▸ **Prompt**: Please give the count of lines below that include "Resources" and leave out everything else.
..........
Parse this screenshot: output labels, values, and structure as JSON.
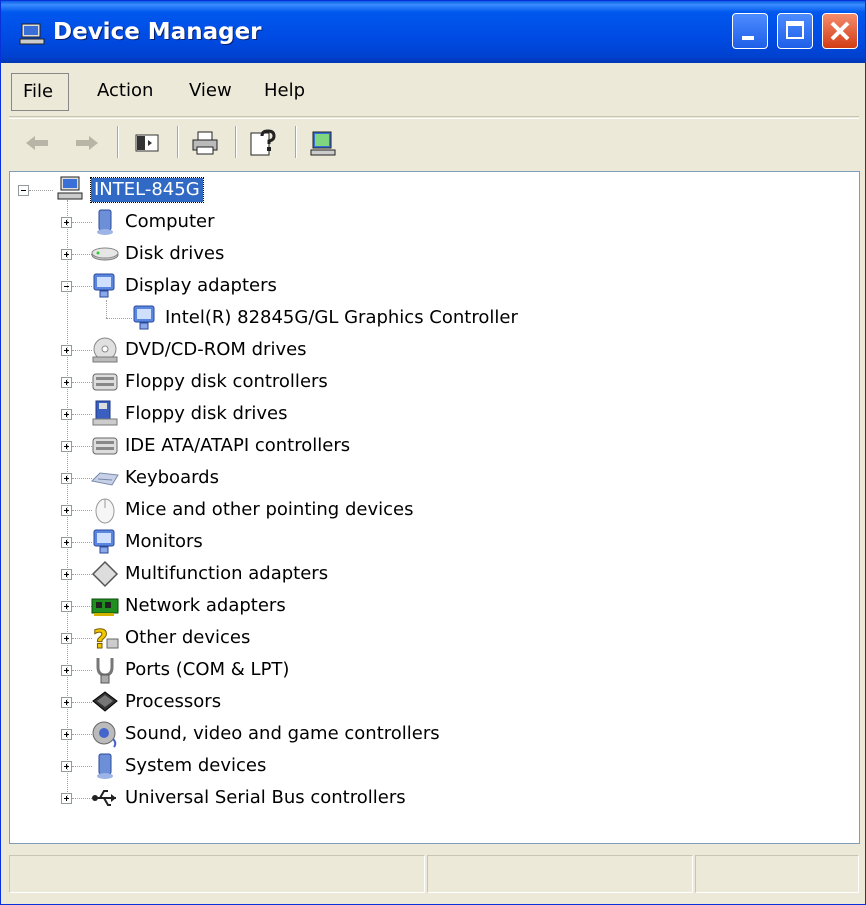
{
  "window": {
    "title": "Device Manager"
  },
  "menu": [
    "File",
    "Action",
    "View",
    "Help"
  ],
  "tree": {
    "root": "INTEL-845G",
    "items": [
      {
        "label": "Computer",
        "icon": "computer-icon",
        "expanded": false
      },
      {
        "label": "Disk drives",
        "icon": "disk-drive-icon",
        "expanded": false
      },
      {
        "label": "Display adapters",
        "icon": "monitor-icon",
        "expanded": true,
        "children": [
          {
            "label": "Intel(R) 82845G/GL Graphics Controller",
            "icon": "monitor-icon"
          }
        ]
      },
      {
        "label": "DVD/CD-ROM drives",
        "icon": "cdrom-icon",
        "expanded": false
      },
      {
        "label": "Floppy disk controllers",
        "icon": "controller-icon",
        "expanded": false
      },
      {
        "label": "Floppy disk drives",
        "icon": "floppy-icon",
        "expanded": false
      },
      {
        "label": "IDE ATA/ATAPI controllers",
        "icon": "controller-icon",
        "expanded": false
      },
      {
        "label": "Keyboards",
        "icon": "keyboard-icon",
        "expanded": false
      },
      {
        "label": "Mice and other pointing devices",
        "icon": "mouse-icon",
        "expanded": false
      },
      {
        "label": "Monitors",
        "icon": "monitor-icon",
        "expanded": false
      },
      {
        "label": "Multifunction adapters",
        "icon": "multifunction-icon",
        "expanded": false
      },
      {
        "label": "Network adapters",
        "icon": "network-card-icon",
        "expanded": false
      },
      {
        "label": "Other devices",
        "icon": "question-icon",
        "expanded": false
      },
      {
        "label": "Ports (COM & LPT)",
        "icon": "port-icon",
        "expanded": false
      },
      {
        "label": "Processors",
        "icon": "processor-icon",
        "expanded": false
      },
      {
        "label": "Sound, video and game controllers",
        "icon": "sound-icon",
        "expanded": false
      },
      {
        "label": "System devices",
        "icon": "system-icon",
        "expanded": false
      },
      {
        "label": "Universal Serial Bus controllers",
        "icon": "usb-icon",
        "expanded": false
      }
    ]
  },
  "colors": {
    "titlebar": "#0054e3",
    "selection": "#316ac5",
    "chrome": "#ece9d8"
  }
}
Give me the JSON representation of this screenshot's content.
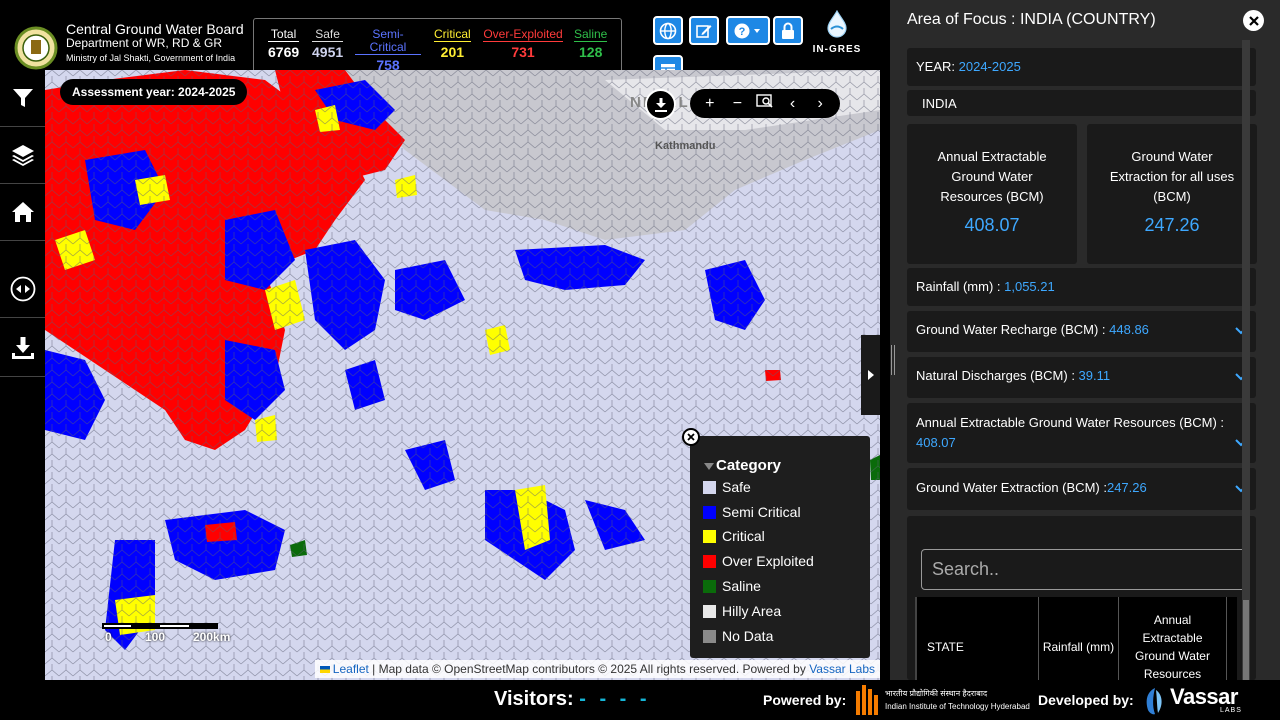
{
  "header": {
    "org_name": "Central Ground Water Board",
    "org_dept": "Department of WR, RD & GR",
    "org_ministry": "Ministry of Jal Shakti, Government of India",
    "app_logo_text": "IN-GRES"
  },
  "stats": {
    "total_label": "Total",
    "total_value": "6769",
    "safe_label": "Safe",
    "safe_value": "4951",
    "semi_label": "Semi-Critical",
    "semi_value": "758",
    "critical_label": "Critical",
    "critical_value": "201",
    "over_label": "Over-Exploited",
    "over_value": "731",
    "saline_label": "Saline",
    "saline_value": "128"
  },
  "colors": {
    "safe": "#d4d7ee",
    "semi_critical": "#0000ff",
    "critical": "#ffff00",
    "over_exploited": "#ff0000",
    "saline": "#0a6b0a",
    "hilly": "#e8e8e8",
    "no_data": "#8a8a8a",
    "accent_blue": "#3ea8ff",
    "button_blue": "#1e88e5"
  },
  "map": {
    "assessment_label": "Assessment year: 2024-2025",
    "place_nepal": "NEPAL",
    "place_kathmandu": "Kathmandu",
    "scale_0": "0",
    "scale_100": "100",
    "scale_200": "200km",
    "attribution_leaflet": "Leaflet",
    "attribution_text": " | Map data © OpenStreetMap contributors © 2025 All rights reserved. Powered by ",
    "attribution_vassar": "Vassar Labs"
  },
  "legend": {
    "title": "Category",
    "items": [
      {
        "label": "Safe",
        "color": "#d4d7ee"
      },
      {
        "label": "Semi Critical",
        "color": "#0000ff"
      },
      {
        "label": "Critical",
        "color": "#ffff00"
      },
      {
        "label": "Over Exploited",
        "color": "#ff0000"
      },
      {
        "label": "Saline",
        "color": "#0a6b0a"
      },
      {
        "label": "Hilly Area",
        "color": "#e8e8e8"
      },
      {
        "label": "No Data",
        "color": "#8a8a8a"
      }
    ]
  },
  "panel": {
    "heading": "Area of Focus : INDIA (COUNTRY)",
    "year_label": "YEAR: ",
    "year_value": "2024-2025",
    "region": "INDIA",
    "card1_title": "Annual Extractable Ground Water Resources (BCM)",
    "card1_value": "408.07",
    "card2_title": "Ground Water Extraction for all uses (BCM)",
    "card2_value": "247.26",
    "rainfall_label": "Rainfall (mm) : ",
    "rainfall_value": "1,055.21",
    "recharge_label": "Ground Water Recharge (BCM) : ",
    "recharge_value": "448.86",
    "discharge_label": "Natural Discharges (BCM) : ",
    "discharge_value": "39.11",
    "extractable_label": "Annual Extractable Ground Water Resources (BCM) :",
    "extractable_value": "408.07",
    "extraction_label": "Ground Water Extraction (BCM) :",
    "extraction_value": "247.26",
    "search_placeholder": "Search..",
    "table_headers": [
      "STATE",
      "Rainfall (mm)",
      "Annual Extractable Ground Water Resources"
    ]
  },
  "footer": {
    "visitors_label": "Visitors:",
    "visitors_value": "- - - -",
    "powered_label": "Powered by:",
    "iith_hindi": "भारतीय प्रौद्योगिकी संस्थान हैदराबाद",
    "iith_english": "Indian Institute of Technology Hyderabad",
    "developed_label": "Developed by:",
    "vassar_name": "Vassar",
    "vassar_sub": "LABS"
  }
}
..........
▸ **Expected answer**: 3